GOAL OF THE EXERCISE:
Copy each line of the data below exactly, leaving out pictures.

----- GIVEN INFORMATION -----

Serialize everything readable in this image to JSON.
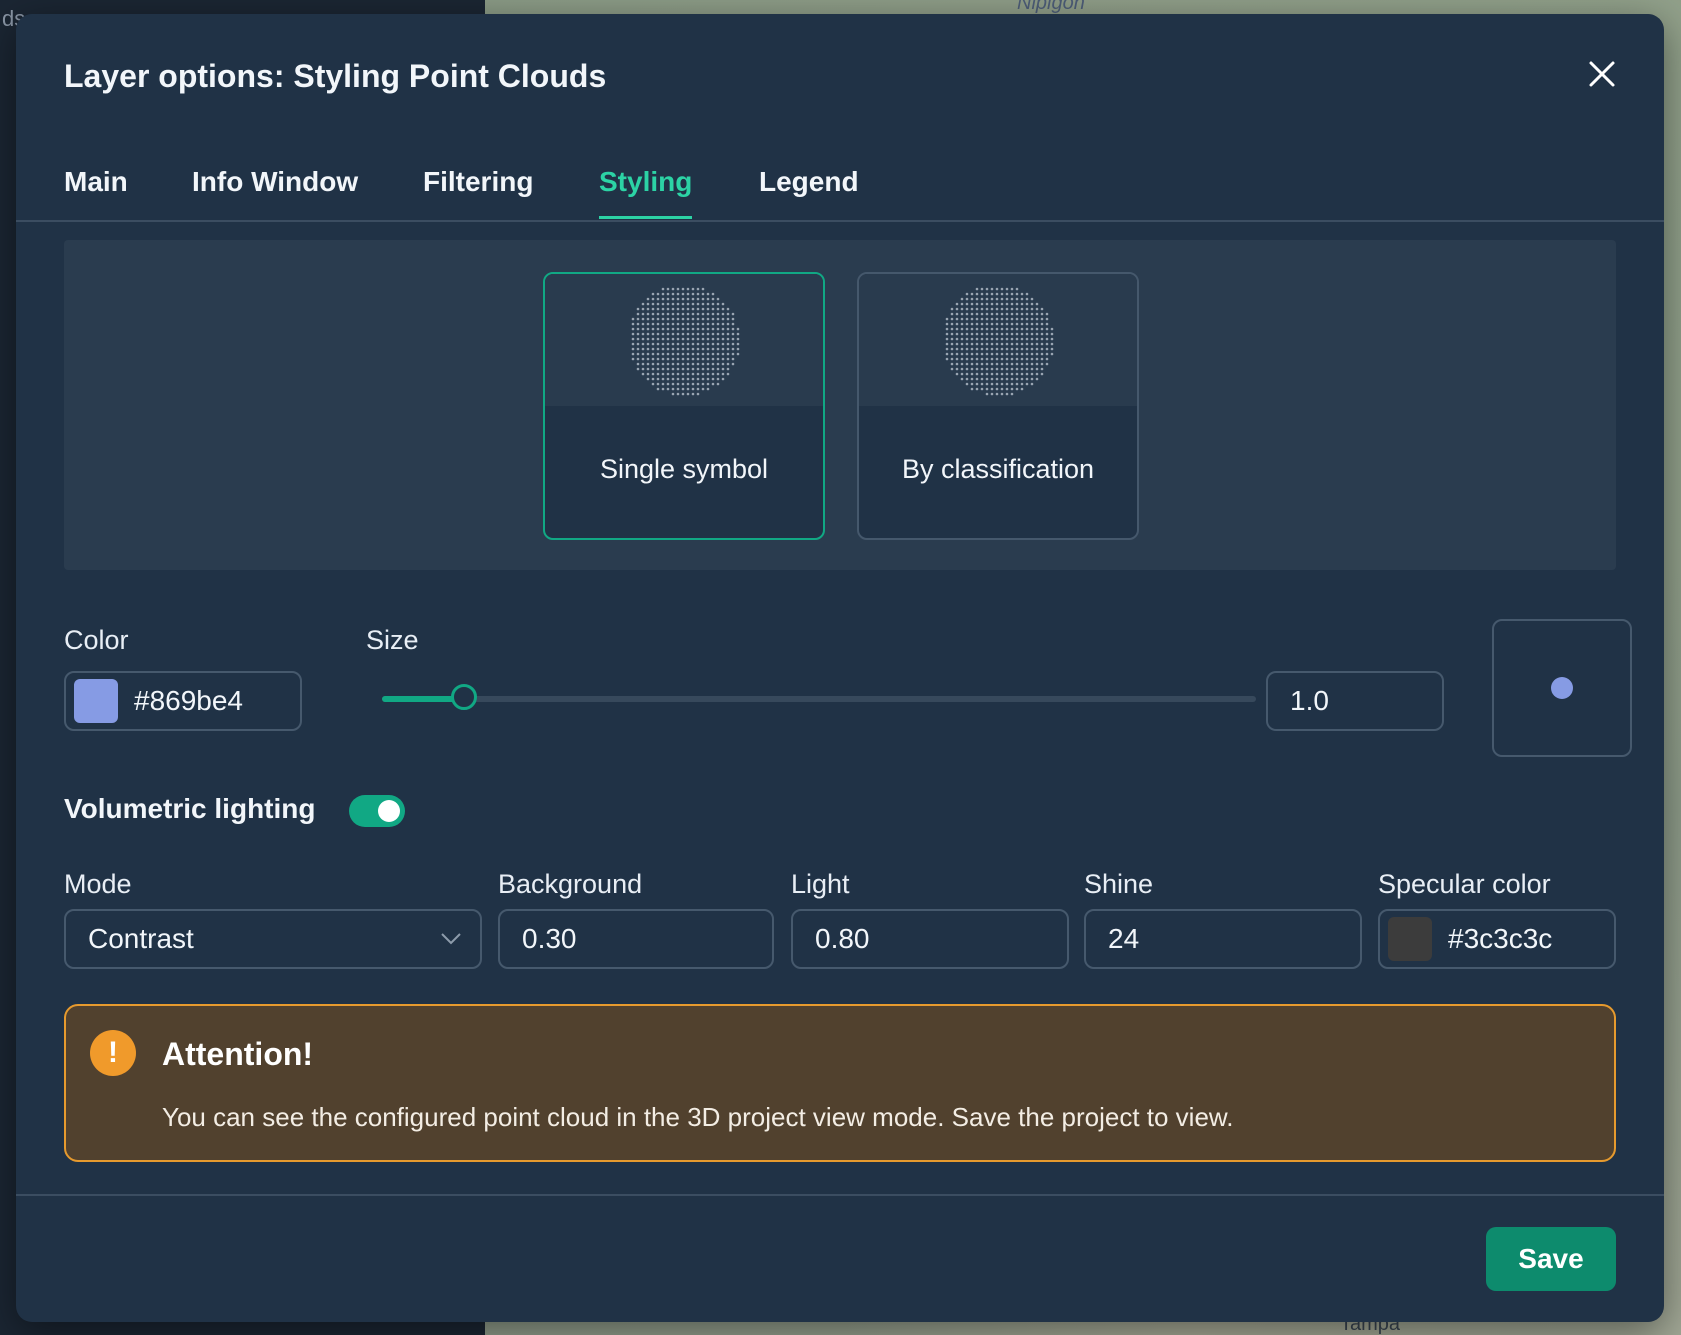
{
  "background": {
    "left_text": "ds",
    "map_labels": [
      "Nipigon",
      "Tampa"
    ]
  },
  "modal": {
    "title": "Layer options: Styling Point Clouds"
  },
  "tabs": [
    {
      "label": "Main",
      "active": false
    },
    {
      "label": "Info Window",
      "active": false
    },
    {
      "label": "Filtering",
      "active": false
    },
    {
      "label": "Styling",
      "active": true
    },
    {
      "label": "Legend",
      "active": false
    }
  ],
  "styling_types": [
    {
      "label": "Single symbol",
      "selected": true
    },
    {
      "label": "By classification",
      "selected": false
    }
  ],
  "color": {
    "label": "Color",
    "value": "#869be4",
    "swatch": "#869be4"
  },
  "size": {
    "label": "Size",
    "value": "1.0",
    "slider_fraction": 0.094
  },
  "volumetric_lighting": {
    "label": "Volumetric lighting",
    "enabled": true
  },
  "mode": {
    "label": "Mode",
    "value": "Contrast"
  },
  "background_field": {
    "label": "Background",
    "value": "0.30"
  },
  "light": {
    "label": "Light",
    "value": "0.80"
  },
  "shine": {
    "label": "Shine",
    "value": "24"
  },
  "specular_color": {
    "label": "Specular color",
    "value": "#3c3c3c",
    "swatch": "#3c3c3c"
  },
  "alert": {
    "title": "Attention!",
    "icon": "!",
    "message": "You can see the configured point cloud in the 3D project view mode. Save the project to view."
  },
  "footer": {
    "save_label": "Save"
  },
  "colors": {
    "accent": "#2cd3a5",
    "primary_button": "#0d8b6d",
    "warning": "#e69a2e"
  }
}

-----

PROBLEM SOLUTION:
Serialize everything readable in this image to JSON.
{
  "background": {
    "left_text": "ds",
    "map_labels": [
      "Nipigon",
      "Tampa"
    ]
  },
  "modal": {
    "title": "Layer options: Styling Point Clouds"
  },
  "tabs": [
    {
      "label": "Main",
      "active": false
    },
    {
      "label": "Info Window",
      "active": false
    },
    {
      "label": "Filtering",
      "active": false
    },
    {
      "label": "Styling",
      "active": true
    },
    {
      "label": "Legend",
      "active": false
    }
  ],
  "styling_types": [
    {
      "label": "Single symbol",
      "selected": true
    },
    {
      "label": "By classification",
      "selected": false
    }
  ],
  "color": {
    "label": "Color",
    "value": "#869be4",
    "swatch": "#869be4"
  },
  "size": {
    "label": "Size",
    "value": "1.0",
    "slider_fraction": 0.094
  },
  "volumetric_lighting": {
    "label": "Volumetric lighting",
    "enabled": true
  },
  "mode": {
    "label": "Mode",
    "value": "Contrast"
  },
  "background_field": {
    "label": "Background",
    "value": "0.30"
  },
  "light": {
    "label": "Light",
    "value": "0.80"
  },
  "shine": {
    "label": "Shine",
    "value": "24"
  },
  "specular_color": {
    "label": "Specular color",
    "value": "#3c3c3c",
    "swatch": "#3c3c3c"
  },
  "alert": {
    "title": "Attention!",
    "icon": "!",
    "message": "You can see the configured point cloud in the 3D project view mode. Save the project to view."
  },
  "footer": {
    "save_label": "Save"
  },
  "colors": {
    "accent": "#2cd3a5",
    "primary_button": "#0d8b6d",
    "warning": "#e69a2e"
  }
}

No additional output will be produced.